A father, who was on the trip, picked up a fossil back bone. As I was in the process of explaining how we knew what animal it was from he said "But what about that one there and that other one over there and that one." and so on. What we had found was a largely complete skeleton of a mosasaur, a seagoing lizard from the age of dinosaurs. The skeleton is now at the Smithsonian.

Mammoth Discovery

Another time when I was teaching paleontology one of my students missed a field trip. In an attempt to makeup his missed work he went out on his own. He was unsure exactly where to go. He was supposed to be looking for fossil sea shells, but he was lost and found none. He wandered down into a drainage ditch at a building site. At which point, he got his boot stuck in the mud. When he pulled it out, he also pulled out a rib bone which was a yard long.

Convinced it was a cow rib, the place had previously been a farm, he wandered on for another half hour. Bored he eventually returned to where he had found the "cow's rib" and began digging, figuring even a cow skeleton was better than nothing at all. When he suddenly, pulled out a foot-long piece of ivory, he knew this was no cow!

I was called and after a brief investigation decided we needed a crew from the Smithsonian. After four months of digging, we had the most complete wooly mammoth skeleton ever found in eastern Maryland.

Whale of a Tale

One day about three years ago, I received a cryptic email from the Pentagon saying that an important fossil discovery had been made at a nearby construction site, but was being kept secret. After a month of detective work on my part, I found the skeleton in a large cardboard box in a construction trailer. It was 25 million year old whale. Unfortunately, by the time I had reached the site the rest of the skeleton was buried by further digging.

This story illustrates our biggest problem which is that the paleontologists are not contacted in a timely manner and often not at all. We hope that when learn about the importance of a find like these that you will contact me or some other paleontologist as soon as a discovery is made. I can be reached at the information at the end of this article.

One of the reasons we are not contacted, is that we are confused with archeologists, individuals who study old buildings and other works of people. There are many laws protecting archeological and potential archeological sites. There are NO LAWS like that for paleontologist. We must depend, as it should be in my opinion, on the goodwill of public. We cannot stop or interfere with any construction or industrial work for fossil discoveries which is why timely reporting is so important.

On the Track of Dinosaurs
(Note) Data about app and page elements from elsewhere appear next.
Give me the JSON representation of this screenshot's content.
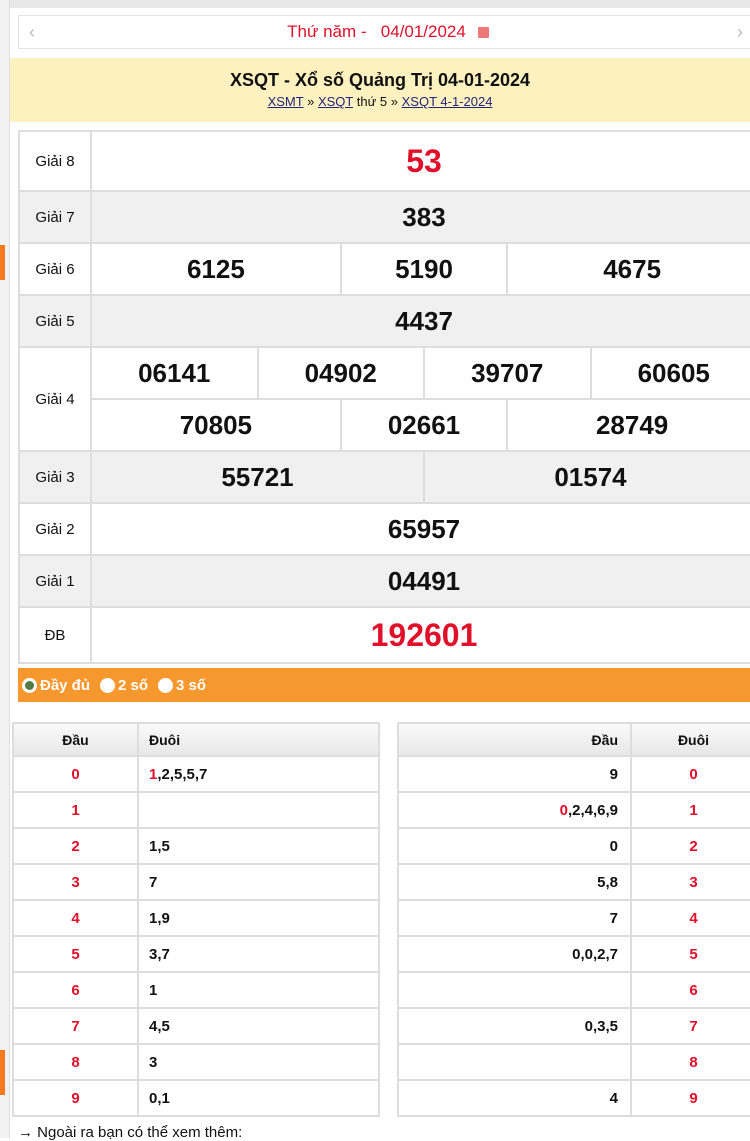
{
  "date_bar": {
    "label": "Thứ năm - ",
    "date": "04/01/2024",
    "prev": "‹",
    "next": "›"
  },
  "header": {
    "title": "XSQT - Xổ số Quảng Trị 04-01-2024",
    "breadcrumb": [
      "XSMT",
      "XSQT",
      "thứ 5",
      "XSQT 4-1-2024"
    ],
    "sep": "»"
  },
  "results": {
    "g8": {
      "label": "Giải 8",
      "numbers": [
        "53"
      ]
    },
    "g7": {
      "label": "Giải 7",
      "numbers": [
        "383"
      ]
    },
    "g6": {
      "label": "Giải 6",
      "numbers": [
        "6125",
        "5190",
        "4675"
      ]
    },
    "g5": {
      "label": "Giải 5",
      "numbers": [
        "4437"
      ]
    },
    "g4": {
      "label": "Giải 4",
      "numbers": [
        "06141",
        "04902",
        "39707",
        "60605",
        "70805",
        "02661",
        "28749"
      ]
    },
    "g3": {
      "label": "Giải 3",
      "numbers": [
        "55721",
        "01574"
      ]
    },
    "g2": {
      "label": "Giải 2",
      "numbers": [
        "65957"
      ]
    },
    "g1": {
      "label": "Giải 1",
      "numbers": [
        "04491"
      ]
    },
    "db": {
      "label": "ĐB",
      "numbers": [
        "192601"
      ]
    }
  },
  "options": [
    "Đầy đủ",
    "2 số",
    "3 số"
  ],
  "dau_table": {
    "headers": [
      "Đầu",
      "Đuôi"
    ],
    "rows": [
      {
        "k": "0",
        "hl": "1",
        "v": ",2,5,5,7"
      },
      {
        "k": "1",
        "hl": "",
        "v": ""
      },
      {
        "k": "2",
        "hl": "",
        "v": "1,5"
      },
      {
        "k": "3",
        "hl": "",
        "v": "7"
      },
      {
        "k": "4",
        "hl": "",
        "v": "1,9"
      },
      {
        "k": "5",
        "hl": "",
        "v": "3,7"
      },
      {
        "k": "6",
        "hl": "",
        "v": "1"
      },
      {
        "k": "7",
        "hl": "",
        "v": "4,5"
      },
      {
        "k": "8",
        "hl": "",
        "v": "3"
      },
      {
        "k": "9",
        "hl": "",
        "v": "0,1"
      }
    ]
  },
  "duoi_table": {
    "headers": [
      "Đầu",
      "Đuôi"
    ],
    "rows": [
      {
        "k": "0",
        "hl": "",
        "v": "9"
      },
      {
        "k": "1",
        "hl": "0",
        "v": ",2,4,6,9"
      },
      {
        "k": "2",
        "hl": "",
        "v": "0"
      },
      {
        "k": "3",
        "hl": "",
        "v": "5,8"
      },
      {
        "k": "4",
        "hl": "",
        "v": "7"
      },
      {
        "k": "5",
        "hl": "",
        "v": "0,0,2,7"
      },
      {
        "k": "6",
        "hl": "",
        "v": ""
      },
      {
        "k": "7",
        "hl": "",
        "v": "0,3,5"
      },
      {
        "k": "8",
        "hl": "",
        "v": ""
      },
      {
        "k": "9",
        "hl": "",
        "v": "4"
      }
    ]
  },
  "footer": "→ Ngoài ra bạn có thể xem thêm:"
}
Lest you believe that all fossils are found only in clay and sand, I was called recently, by a man who was turning over rocks near Dulles Airport. On one stone he found what looked like a footprint. He sent it to me. It was a dinosaur track made 210 million years ago when the now red slates were a muddy lake shore. Dinosaur tracks are common in this area where red slates exist. There are also fish fossils in the black slates which were the ancient lake beds.

These are but a few of the important discoveries mad at construction and industrial sites. Up until this point I have been what my friend calls a "vertebigot", that is I have concentrated only on animals with bones. While it is true that animals with bones tend to be the most dramatic fossil discoveries, most fossil finds and many of the important ones are animals with out bones and plants. One can expect to find these commonly as the map shows anywhere east of Route 1. West of Route 1 there are few fossils until one strikes the Blue Ridge. The only exception is the Culpepper-Gettysburg Basins which are the dark region in the Western Piedmont.

Two final notes: You are on the front lines. Most finds are not made by paleontologist; there are very few of us. Also, paleontologists are the "church mice of geologists." If any of you or your organizations wish to contribute your time, equipment, time, information or money there are many projects waiting to be done right now which will only be possible with your help.

Peter Kranz
President Dinosaur Fund
300 50th St. SE #103
Washington, D.C. 20019
(202) 547-3326

This is a draft of an article that Dr. Kranz wrote for the Jan-Mar 2000, Newsletter of the Potomac Chapter of the Society of Explosives Engineers.